The CMS Police Chief, who has not responded to WCCB’s interview request, has indicated a commitment to the lockdown procedure, as evidenced through internal emails WCCB obtained through open records requests. Chief Randy Hagler tells principals asking for safety guidance in the days after Parkland, in part, “…please stress with your staff the importance of our lockdown process…”
And, at a school safety meeting last week, McGrath says Hagler told the audience that he still recommended lockdown as the primary response.
North Carolina general statute 115c-105.49 also requires schools to practice lockdown drills once a year.
But other district leaders have indicated a desire to evolve CMS’ approach to safety. At a town hall forum in April, CMS Chief Communications Officer Tracy Russ tells city council member Dimple Ajmera this: “The current protocol does call for locking doors, and you do get that barrier aspect now, that has been the practice for years, this is a drill that all schools go through twice a year.

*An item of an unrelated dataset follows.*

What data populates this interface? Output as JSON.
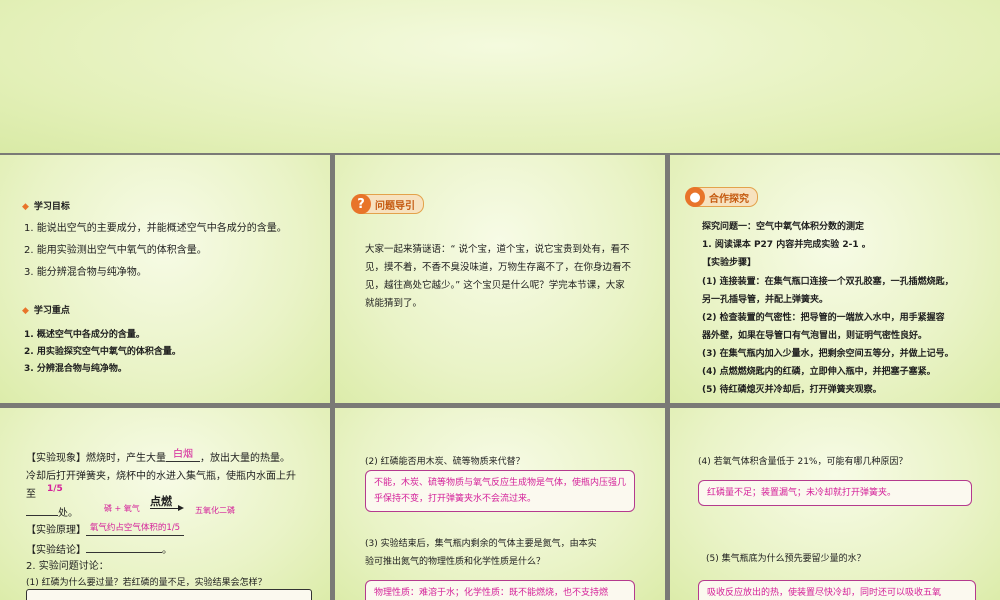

But we want to do what it takes for safer schools, and if there are better protocols, better practices out there, we are bringing them in and we think the best way to do that right now is our partnership with CMPD.”
CMPD recommends this: “We are definitely options based. We never wanna tell you what to do. We’re gonna give you options and let you decide what is your best option for survival,” says Sgt. Chris Kopp. He is the active shooter training instructor for CMPD. He says lockdowns play to our natural instinct to get low to the ground when bullets are flying These days, Kopp says, it’s not enough. He says, “It’s very difficult, trying to tell kids what to do, because the shooter is studying that. I mean, look at the Marjory Douglas School shooting. They’re using the policies against us for safety.”
One local law enforcement source spoke to WCCB on the condition of anonymity and called lockdowns, “worthless,” saying, “We need to stop being passive and start teaching proactive actions…smashing an exterior window and getting a class out.”
“One of the things that we learned as part of our board training when it comes to safety is that lockdown is the first preferred,” says CMS Board Chair Mary McCray. WCCB asked mccray if she is confident in the district’s current safety procedures. “That’s difficult to say. I can’t say I’m 100 percent confident,” and, “What I can say is our schools are, our staff are on alert. They are paying attention, and one of the things that we always stress: is if you see something, tell somebody.”
McGrath’s kindergartner will enter the 1st grade this fall. Whether the new school year will include new safety policies and procedures, remains to be seen. McGrath says, “We’re still not ready if something happened tomorrow or next week. It’s been over two months since Parkland, and we’re still not ready as a community.”
McCray says every school in CMS submits a safety plan to the school board for approval every year. The details of the plans are kept secret. McGrath says the district could be more transparent by providing general information to parents.